WHAT YOU HAVE TO DO => Using the data that follows, state the number of lines holding the word "label", and give no other output.

##### RECORDED INFORMATION

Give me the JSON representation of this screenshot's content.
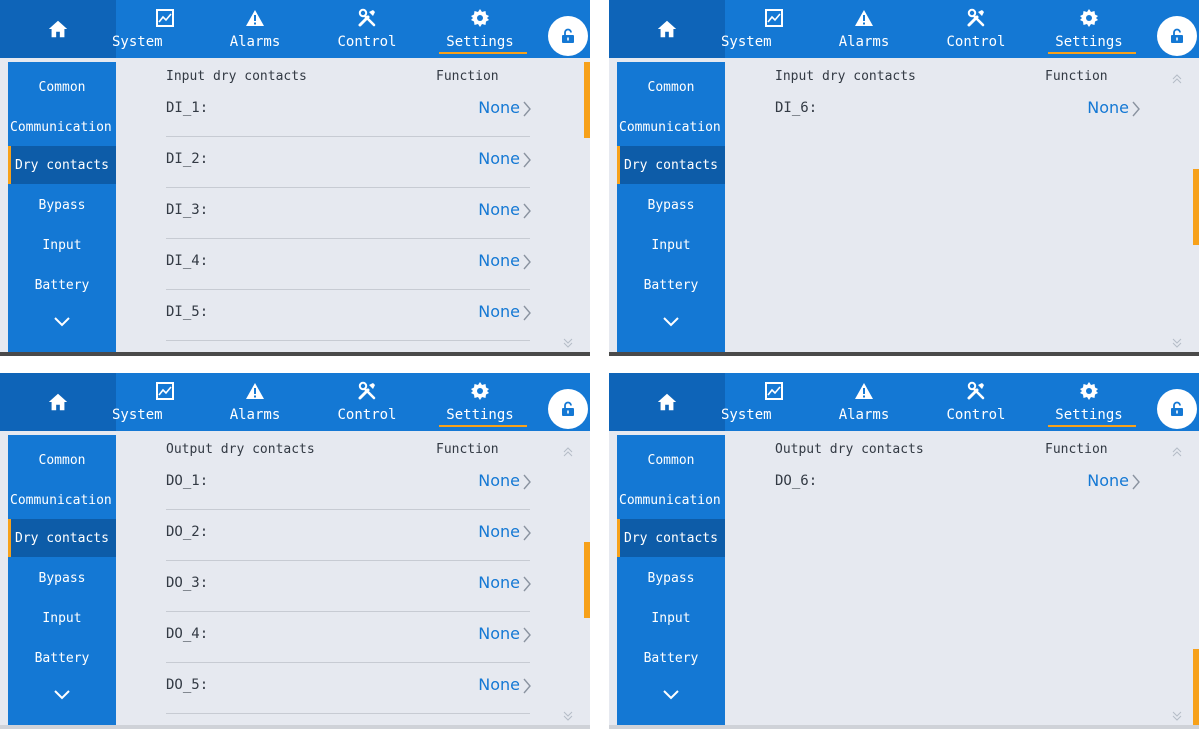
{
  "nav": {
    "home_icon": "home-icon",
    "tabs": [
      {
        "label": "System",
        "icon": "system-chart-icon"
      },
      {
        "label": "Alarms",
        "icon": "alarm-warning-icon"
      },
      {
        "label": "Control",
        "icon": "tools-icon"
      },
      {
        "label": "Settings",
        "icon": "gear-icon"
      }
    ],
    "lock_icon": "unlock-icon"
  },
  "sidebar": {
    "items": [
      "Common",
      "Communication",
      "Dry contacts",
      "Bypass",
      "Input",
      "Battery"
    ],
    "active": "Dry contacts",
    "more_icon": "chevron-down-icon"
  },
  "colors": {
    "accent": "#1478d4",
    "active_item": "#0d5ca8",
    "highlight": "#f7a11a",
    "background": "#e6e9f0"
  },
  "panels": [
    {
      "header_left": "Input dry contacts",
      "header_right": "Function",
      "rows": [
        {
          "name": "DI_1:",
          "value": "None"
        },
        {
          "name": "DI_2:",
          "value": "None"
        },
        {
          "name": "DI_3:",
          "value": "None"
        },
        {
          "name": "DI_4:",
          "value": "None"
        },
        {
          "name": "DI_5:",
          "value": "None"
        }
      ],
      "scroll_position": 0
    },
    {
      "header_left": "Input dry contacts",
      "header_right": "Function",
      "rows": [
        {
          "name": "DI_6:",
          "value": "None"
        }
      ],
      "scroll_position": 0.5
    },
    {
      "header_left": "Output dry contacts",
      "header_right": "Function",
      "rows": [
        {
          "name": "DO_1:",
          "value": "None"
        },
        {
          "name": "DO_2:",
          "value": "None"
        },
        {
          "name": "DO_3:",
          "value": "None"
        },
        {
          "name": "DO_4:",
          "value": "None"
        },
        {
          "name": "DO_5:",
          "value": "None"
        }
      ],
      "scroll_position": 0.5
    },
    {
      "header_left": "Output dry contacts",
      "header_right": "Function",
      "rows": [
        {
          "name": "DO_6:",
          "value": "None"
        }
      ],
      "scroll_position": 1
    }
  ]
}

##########

YOUR RESPONSE => 4